TASK
Set every record down again exactly. Do not carry over the pictures.

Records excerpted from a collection
—————
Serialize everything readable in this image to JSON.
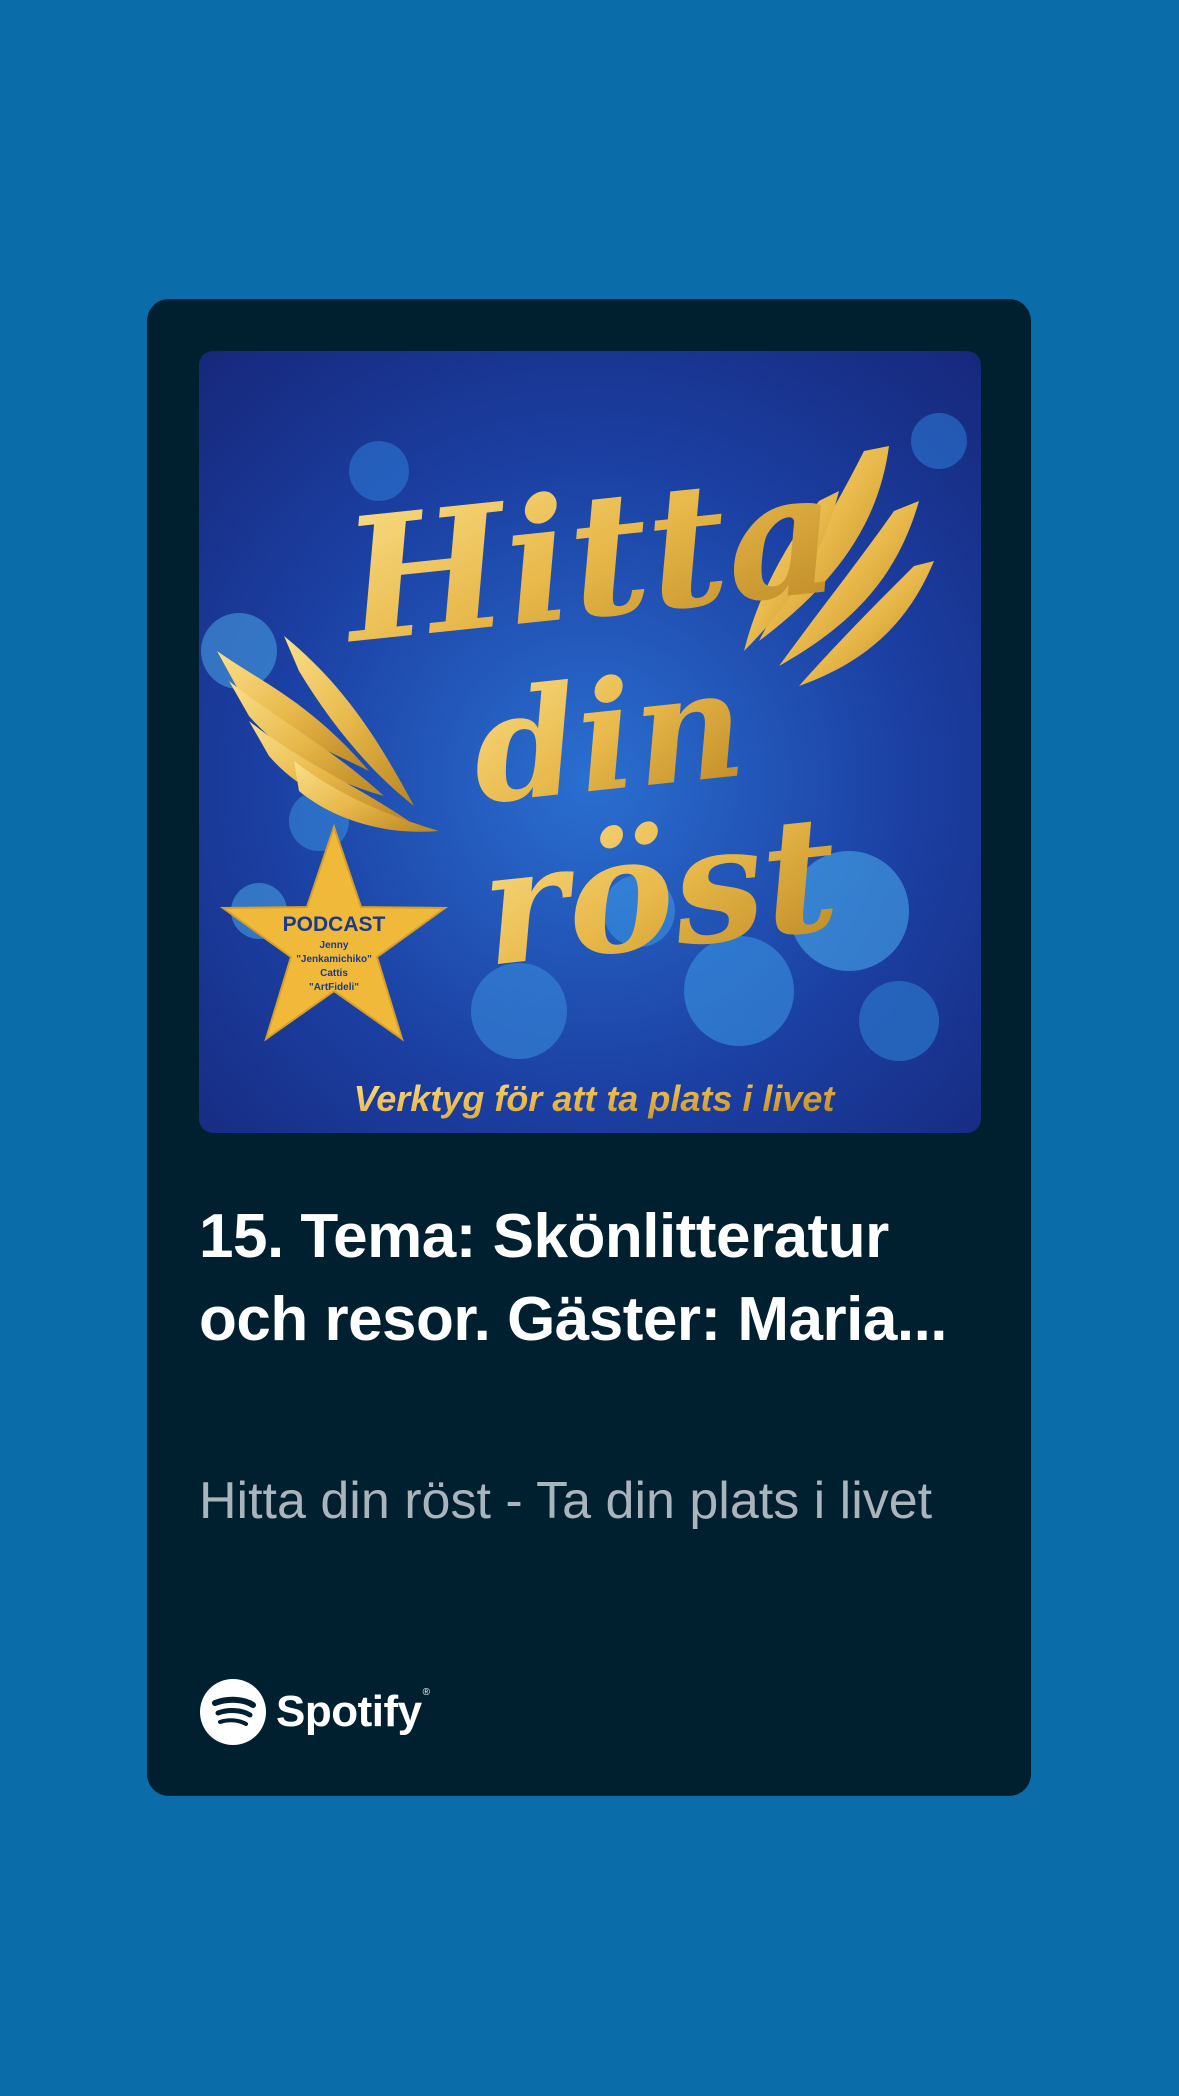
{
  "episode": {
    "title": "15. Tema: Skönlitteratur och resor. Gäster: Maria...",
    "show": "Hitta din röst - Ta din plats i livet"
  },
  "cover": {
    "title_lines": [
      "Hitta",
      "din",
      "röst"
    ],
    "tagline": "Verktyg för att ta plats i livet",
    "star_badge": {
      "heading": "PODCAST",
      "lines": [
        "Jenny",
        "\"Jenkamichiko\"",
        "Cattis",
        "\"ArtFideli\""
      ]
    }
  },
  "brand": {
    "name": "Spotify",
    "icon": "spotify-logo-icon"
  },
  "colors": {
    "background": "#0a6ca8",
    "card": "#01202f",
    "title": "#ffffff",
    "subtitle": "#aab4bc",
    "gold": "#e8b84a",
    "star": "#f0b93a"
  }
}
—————
ANSWER SECTION
Serialize everything readable in this image to JSON.
{
  "episode": {
    "title": "15. Tema: Skönlitteratur och resor. Gäster: Maria...",
    "show": "Hitta din röst - Ta din plats i livet"
  },
  "cover": {
    "title_lines": [
      "Hitta",
      "din",
      "röst"
    ],
    "tagline": "Verktyg för att ta plats i livet",
    "star_badge": {
      "heading": "PODCAST",
      "lines": [
        "Jenny",
        "\"Jenkamichiko\"",
        "Cattis",
        "\"ArtFideli\""
      ]
    }
  },
  "brand": {
    "name": "Spotify",
    "icon": "spotify-logo-icon"
  },
  "colors": {
    "background": "#0a6ca8",
    "card": "#01202f",
    "title": "#ffffff",
    "subtitle": "#aab4bc",
    "gold": "#e8b84a",
    "star": "#f0b93a"
  }
}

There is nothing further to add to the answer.